The progressive steps of the optimal solution. gBest is the current generation best solution in process of searching optimal solution, ft. Dvalue is difference value of the optimal solutions corresponding with different iterations, ft.
The optimization results of different algorithms. Using the FSQGA, the optimization result of TMD is 14 807.5 ft in optimal complexity wellbore trajectory. Running time of the algorithm is 3.5075 s. Using the FSQGA to optimal the TMD, it is improved greatly running efficiency of the algorithm and shortened sharply running time which is compared the algorithm optimization results with NPSO (Atashnezhad et al., 2014), GA (Shokir et al., 2004), hCSO (Wood, 2016a), hBFO (Wood, 2016b) and PSO (Shokir et al., 2004). Therefore, it not only enhances the realtime of optimal progress, drilling efficiency and success rate, but also reduces the drilling time and total drilling cost. From the data shown in Table 5, the TMD of FSQGA is shortening by 1.46% to 4.65%. Thus, the drilling cost can be reduced by 1.46% to 4.65%. Moreover, FSQGA algorithm can reduce the running time significantly (from >2000 to 3.5 s).
Variable constraints imposed on generic wellbore design and the order number of variable in the programming.
All Figures
Fig. 1
Fitting relation of x and F_{N} /F_{N+x}. 

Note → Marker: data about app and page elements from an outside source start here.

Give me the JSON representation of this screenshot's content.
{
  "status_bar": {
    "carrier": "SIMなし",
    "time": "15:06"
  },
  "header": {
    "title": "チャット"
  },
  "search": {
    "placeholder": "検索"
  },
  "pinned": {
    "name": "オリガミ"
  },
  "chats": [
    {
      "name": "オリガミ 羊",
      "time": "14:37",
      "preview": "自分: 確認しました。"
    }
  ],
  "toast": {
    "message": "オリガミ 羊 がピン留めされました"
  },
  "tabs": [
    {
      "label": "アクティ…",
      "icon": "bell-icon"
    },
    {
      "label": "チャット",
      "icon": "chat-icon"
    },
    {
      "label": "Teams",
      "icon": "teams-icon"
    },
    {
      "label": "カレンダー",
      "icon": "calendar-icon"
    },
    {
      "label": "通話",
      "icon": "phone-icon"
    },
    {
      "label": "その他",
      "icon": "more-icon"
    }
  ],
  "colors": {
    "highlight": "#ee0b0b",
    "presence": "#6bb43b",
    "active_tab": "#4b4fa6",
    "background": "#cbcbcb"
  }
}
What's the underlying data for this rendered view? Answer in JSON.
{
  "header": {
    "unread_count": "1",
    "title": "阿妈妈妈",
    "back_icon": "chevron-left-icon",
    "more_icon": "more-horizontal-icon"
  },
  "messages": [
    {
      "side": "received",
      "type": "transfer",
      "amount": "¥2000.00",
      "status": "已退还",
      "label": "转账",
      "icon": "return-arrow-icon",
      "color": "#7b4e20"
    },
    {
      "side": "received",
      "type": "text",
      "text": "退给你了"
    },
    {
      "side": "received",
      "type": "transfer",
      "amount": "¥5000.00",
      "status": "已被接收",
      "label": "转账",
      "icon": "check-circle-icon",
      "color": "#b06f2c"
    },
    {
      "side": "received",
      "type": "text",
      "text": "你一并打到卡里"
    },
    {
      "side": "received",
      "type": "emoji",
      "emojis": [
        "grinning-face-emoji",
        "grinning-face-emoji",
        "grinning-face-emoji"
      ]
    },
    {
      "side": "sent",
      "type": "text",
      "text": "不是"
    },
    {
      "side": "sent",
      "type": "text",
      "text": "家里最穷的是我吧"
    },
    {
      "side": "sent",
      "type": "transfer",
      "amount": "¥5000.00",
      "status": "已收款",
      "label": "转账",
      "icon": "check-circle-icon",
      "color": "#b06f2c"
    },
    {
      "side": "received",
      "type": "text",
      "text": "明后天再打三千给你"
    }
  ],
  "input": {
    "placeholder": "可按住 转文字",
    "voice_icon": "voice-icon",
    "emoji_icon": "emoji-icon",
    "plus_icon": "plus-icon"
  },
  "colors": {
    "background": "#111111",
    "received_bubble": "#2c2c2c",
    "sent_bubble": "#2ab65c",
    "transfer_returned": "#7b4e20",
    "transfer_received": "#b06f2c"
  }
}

In the text 
Fig. 2
Fitting relation error between E(x) and x. Note that the error E < 9 × 10^{−6} when N = 15, x ∊ [0,20], x ∊ N ^{+} and the error equals almost zero when N = 15, x ∊ [15,20], x ∊ N ^{+}. It is reasonable to use the F_{N} /F_{N} _{+x } instead of e ^{−0.4812x } (Sha, 2013). 

In the text 
Fig. 3
Vertical plane crosssection of a typical complex wellbore trajectory (from Atashnezhad et al., 2014 and modified after Shokir et al., 2004). D1: First buildup; D2: tangent section; D3: dropoff section; D4: hold section; D5: second buildup section; and HD: horizontal section. 

In the text 
Fig. 4
Flowchart of FSQGAbased 3D wellbore trajectory optimization. 

In the text 
Fig. 5
True measurement depth (TMD) vs. # of iteration using FSQGA in 3D wellbore trajectory optimization. Iteration = 200. Note that TMD is tending to be a global optimal solution 1.48 * 10^{4} ft when the iteration > 145. 

In the text 
Fig. 6
The true vertical depth (TVD) vs. # of iteration using FSQGA in 3D wellbore trajectory optimization. 

In the text